--- RECORDS FOR THIS EXERCISE ---
——————

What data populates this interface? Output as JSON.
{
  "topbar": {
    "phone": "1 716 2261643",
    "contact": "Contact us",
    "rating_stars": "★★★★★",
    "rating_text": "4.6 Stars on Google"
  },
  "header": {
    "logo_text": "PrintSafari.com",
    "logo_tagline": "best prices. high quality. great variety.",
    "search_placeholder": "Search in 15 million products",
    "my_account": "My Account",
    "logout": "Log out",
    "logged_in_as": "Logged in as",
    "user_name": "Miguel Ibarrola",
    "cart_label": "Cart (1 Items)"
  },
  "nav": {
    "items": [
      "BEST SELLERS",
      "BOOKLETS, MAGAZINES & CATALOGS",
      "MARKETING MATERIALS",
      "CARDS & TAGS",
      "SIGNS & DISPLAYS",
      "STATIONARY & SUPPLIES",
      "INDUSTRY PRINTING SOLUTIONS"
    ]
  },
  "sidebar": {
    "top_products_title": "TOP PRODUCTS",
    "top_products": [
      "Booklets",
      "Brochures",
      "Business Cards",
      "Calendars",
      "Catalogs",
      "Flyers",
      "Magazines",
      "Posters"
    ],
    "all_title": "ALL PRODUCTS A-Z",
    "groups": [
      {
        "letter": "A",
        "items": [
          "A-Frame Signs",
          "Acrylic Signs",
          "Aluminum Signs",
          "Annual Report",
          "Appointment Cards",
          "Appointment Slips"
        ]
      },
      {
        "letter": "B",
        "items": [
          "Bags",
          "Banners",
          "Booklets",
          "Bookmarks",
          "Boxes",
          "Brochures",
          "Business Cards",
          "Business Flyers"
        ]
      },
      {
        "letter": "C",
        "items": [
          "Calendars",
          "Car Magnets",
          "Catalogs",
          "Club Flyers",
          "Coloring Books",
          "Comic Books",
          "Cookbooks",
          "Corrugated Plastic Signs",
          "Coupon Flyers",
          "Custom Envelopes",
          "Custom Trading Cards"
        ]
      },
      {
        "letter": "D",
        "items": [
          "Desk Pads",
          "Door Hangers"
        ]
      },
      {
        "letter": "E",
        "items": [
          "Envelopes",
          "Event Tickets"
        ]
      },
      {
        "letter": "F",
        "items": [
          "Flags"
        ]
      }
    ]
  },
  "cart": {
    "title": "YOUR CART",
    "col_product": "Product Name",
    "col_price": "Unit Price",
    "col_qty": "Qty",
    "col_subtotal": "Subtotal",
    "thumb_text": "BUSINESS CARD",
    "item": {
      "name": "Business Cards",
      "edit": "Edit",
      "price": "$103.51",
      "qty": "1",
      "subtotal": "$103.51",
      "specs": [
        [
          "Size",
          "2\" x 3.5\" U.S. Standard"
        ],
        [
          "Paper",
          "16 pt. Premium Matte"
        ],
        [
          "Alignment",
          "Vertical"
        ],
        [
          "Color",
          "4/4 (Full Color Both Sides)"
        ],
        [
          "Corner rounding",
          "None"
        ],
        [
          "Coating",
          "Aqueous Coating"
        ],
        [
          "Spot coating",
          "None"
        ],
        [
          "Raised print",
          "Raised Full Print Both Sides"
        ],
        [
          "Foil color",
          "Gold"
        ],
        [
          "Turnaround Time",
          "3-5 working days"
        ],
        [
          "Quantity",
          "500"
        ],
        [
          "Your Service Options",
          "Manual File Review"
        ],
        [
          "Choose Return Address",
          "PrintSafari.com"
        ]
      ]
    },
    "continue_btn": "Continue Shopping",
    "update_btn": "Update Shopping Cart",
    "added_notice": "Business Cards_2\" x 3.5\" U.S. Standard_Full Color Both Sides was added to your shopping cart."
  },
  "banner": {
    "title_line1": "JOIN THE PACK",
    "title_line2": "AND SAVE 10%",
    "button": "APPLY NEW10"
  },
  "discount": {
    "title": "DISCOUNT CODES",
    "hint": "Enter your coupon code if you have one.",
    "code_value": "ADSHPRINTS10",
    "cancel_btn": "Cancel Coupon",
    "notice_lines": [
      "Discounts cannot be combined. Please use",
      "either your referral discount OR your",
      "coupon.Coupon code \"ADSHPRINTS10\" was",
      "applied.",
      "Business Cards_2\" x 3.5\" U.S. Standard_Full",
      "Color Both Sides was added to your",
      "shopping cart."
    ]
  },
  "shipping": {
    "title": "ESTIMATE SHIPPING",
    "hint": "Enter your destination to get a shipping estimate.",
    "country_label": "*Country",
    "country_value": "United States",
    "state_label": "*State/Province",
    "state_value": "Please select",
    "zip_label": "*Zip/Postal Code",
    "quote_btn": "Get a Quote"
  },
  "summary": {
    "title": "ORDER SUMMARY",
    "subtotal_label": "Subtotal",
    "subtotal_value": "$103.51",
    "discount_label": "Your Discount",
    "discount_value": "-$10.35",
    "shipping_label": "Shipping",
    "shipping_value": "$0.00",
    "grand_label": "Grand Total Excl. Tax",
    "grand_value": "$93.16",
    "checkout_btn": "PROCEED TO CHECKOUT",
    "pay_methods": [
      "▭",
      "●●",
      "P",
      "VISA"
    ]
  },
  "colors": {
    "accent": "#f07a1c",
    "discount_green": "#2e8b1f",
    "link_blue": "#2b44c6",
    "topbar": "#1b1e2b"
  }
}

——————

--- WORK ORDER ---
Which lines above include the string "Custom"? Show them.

--- FINISHED EXERCISE ---
          "Custom Envelopes",
          "Custom Trading Cards"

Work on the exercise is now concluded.